Exercise goal. The data below is to be set down exactly.

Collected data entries
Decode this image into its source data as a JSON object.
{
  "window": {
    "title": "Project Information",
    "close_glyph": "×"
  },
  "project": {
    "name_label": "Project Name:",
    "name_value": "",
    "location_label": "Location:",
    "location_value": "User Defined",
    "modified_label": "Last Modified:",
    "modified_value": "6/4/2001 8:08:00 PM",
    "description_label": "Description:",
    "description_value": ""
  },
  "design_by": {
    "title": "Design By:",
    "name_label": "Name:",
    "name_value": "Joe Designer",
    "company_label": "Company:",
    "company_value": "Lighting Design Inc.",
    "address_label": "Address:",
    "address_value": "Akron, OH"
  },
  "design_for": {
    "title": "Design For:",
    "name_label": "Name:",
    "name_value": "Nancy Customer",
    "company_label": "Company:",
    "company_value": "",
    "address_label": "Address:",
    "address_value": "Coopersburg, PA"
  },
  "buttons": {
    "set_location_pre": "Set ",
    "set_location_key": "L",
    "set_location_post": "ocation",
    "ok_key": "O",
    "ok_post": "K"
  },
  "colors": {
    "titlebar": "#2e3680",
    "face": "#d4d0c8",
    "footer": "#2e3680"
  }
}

Answer area.
Decode this image into its source data as a JSON object.
{
  "window": {
    "title": "Project Information",
    "close_glyph": "×"
  },
  "project": {
    "name_label": "Project Name:",
    "name_value": "",
    "location_label": "Location:",
    "location_value": "User Defined",
    "modified_label": "Last Modified:",
    "modified_value": "6/4/2001 8:08:00 PM",
    "description_label": "Description:",
    "description_value": ""
  },
  "design_by": {
    "title": "Design By:",
    "name_label": "Name:",
    "name_value": "Joe Designer",
    "company_label": "Company:",
    "company_value": "Lighting Design Inc.",
    "address_label": "Address:",
    "address_value": "Akron, OH"
  },
  "design_for": {
    "title": "Design For:",
    "name_label": "Name:",
    "name_value": "Nancy Customer",
    "company_label": "Company:",
    "company_value": "",
    "address_label": "Address:",
    "address_value": "Coopersburg, PA"
  },
  "buttons": {
    "set_location_pre": "Set ",
    "set_location_key": "L",
    "set_location_post": "ocation",
    "ok_key": "O",
    "ok_post": "K"
  },
  "colors": {
    "titlebar": "#2e3680",
    "face": "#d4d0c8",
    "footer": "#2e3680"
  }
}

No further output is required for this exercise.